=== Source information ===

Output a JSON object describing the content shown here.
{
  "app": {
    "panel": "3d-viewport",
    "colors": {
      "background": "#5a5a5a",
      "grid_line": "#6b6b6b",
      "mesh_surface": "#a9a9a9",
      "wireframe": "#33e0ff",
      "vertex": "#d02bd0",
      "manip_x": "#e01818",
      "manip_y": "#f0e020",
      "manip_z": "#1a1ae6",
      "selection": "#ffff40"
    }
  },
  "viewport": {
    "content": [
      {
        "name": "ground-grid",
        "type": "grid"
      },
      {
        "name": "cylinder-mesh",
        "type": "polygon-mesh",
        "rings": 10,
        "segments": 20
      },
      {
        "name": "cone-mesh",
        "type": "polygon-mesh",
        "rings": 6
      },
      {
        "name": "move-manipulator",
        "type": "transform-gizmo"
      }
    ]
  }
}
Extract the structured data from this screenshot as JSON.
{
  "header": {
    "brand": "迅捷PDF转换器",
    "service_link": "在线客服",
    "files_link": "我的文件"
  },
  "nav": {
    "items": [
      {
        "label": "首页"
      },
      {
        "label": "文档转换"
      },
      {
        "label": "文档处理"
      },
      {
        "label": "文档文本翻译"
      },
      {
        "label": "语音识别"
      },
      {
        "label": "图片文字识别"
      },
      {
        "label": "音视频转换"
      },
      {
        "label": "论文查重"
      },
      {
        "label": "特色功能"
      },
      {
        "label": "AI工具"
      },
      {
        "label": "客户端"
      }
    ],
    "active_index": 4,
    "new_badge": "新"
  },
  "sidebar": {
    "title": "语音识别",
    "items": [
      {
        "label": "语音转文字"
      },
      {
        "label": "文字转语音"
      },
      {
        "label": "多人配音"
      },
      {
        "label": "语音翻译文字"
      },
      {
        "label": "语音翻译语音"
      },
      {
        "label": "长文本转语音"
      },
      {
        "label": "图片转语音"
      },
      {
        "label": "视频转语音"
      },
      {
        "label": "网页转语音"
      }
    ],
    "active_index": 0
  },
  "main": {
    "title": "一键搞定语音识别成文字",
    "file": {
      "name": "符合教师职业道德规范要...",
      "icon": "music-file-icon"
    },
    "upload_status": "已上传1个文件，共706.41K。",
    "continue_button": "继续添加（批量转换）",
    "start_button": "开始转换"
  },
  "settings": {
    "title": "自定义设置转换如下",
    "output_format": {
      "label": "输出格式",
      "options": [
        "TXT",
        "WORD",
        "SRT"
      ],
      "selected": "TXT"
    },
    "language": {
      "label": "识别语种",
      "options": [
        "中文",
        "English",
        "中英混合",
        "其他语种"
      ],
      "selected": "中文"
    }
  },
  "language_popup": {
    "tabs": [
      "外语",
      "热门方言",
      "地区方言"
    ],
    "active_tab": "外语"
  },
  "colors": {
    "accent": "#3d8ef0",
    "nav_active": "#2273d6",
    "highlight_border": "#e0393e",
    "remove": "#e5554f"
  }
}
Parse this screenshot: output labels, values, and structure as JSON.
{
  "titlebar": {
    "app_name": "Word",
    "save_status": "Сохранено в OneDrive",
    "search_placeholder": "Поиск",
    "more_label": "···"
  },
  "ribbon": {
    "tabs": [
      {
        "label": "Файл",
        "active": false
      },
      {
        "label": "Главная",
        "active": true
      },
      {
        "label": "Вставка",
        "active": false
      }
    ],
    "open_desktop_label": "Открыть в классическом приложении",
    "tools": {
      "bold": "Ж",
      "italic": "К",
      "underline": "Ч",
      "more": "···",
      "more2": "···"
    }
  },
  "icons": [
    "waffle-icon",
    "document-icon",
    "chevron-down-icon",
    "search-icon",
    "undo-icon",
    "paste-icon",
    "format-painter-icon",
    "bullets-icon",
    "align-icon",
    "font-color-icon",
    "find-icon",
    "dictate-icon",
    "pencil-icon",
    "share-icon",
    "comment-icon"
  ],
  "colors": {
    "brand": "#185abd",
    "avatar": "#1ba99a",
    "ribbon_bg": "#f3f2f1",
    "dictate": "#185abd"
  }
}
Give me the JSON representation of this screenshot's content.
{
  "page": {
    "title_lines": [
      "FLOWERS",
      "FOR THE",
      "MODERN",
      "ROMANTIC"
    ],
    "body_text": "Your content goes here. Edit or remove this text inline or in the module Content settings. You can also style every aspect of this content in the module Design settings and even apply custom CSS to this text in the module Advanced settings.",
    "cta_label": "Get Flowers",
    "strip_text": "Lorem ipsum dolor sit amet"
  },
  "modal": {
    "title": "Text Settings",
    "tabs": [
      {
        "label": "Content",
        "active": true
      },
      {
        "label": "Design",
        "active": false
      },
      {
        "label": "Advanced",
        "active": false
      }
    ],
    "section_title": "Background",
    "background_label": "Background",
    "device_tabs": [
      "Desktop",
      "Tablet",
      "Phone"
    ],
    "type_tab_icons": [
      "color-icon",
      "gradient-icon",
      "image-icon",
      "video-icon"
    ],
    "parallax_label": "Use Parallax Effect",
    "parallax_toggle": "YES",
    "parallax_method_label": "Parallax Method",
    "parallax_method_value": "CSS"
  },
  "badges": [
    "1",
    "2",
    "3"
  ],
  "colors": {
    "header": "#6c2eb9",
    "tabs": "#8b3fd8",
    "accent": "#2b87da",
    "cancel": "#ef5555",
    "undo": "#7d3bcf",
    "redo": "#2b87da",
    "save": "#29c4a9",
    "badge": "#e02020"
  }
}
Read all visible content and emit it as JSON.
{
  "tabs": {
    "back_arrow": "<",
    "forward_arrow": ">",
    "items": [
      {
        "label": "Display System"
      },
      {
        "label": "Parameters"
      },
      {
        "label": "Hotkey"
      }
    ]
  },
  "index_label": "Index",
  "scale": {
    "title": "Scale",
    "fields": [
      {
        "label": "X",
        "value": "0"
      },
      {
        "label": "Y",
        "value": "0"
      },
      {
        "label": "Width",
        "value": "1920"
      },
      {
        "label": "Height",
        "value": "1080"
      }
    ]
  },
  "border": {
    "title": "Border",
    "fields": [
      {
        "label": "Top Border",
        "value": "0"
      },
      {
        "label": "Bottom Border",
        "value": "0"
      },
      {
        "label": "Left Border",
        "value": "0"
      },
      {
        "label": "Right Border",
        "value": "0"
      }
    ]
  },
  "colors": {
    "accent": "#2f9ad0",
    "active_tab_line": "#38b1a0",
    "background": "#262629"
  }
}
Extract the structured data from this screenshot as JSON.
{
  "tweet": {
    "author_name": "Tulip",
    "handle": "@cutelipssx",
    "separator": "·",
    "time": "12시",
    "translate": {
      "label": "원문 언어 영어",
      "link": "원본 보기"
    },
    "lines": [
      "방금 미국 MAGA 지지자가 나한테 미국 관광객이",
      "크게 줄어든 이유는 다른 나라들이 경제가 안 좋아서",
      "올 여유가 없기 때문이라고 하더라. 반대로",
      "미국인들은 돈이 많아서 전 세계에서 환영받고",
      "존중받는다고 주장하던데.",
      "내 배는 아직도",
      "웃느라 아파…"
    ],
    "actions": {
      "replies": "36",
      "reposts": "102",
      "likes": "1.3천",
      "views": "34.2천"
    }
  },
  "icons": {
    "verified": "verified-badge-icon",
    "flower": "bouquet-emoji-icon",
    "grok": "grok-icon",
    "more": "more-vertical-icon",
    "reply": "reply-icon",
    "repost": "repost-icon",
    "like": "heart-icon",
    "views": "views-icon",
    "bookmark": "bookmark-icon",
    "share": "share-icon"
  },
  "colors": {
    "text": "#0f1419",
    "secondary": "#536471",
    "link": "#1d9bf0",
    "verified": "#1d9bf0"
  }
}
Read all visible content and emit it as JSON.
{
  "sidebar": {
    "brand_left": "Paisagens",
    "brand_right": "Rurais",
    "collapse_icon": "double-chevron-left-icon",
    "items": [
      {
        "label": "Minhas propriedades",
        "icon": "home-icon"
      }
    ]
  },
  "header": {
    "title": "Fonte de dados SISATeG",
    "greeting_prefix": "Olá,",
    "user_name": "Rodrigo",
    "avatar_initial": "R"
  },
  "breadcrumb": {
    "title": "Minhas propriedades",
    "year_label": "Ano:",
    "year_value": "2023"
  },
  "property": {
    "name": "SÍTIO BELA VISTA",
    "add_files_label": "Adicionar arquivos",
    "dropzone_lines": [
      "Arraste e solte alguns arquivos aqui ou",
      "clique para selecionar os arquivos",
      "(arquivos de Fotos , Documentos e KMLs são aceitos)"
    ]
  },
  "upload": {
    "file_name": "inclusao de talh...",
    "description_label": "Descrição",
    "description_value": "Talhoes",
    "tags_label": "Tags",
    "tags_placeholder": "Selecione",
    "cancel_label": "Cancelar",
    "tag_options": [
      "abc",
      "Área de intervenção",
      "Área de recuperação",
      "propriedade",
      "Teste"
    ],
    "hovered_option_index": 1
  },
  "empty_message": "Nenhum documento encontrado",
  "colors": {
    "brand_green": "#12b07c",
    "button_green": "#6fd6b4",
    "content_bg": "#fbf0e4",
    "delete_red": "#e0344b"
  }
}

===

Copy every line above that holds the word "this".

Extract the structured data from this screenshot as JSON.
Parse this screenshot: output labels, values, and structure as JSON.
Give me the JSON representation of this screenshot's content.
    "body_text": "Your content goes here. Edit or remove this text inline or in the module Content settings. You can also style every aspect of this content in the module Design settings and even apply custom CSS to this text in the module Advanced settings.",
Extract the structured data from this screenshot as JSON.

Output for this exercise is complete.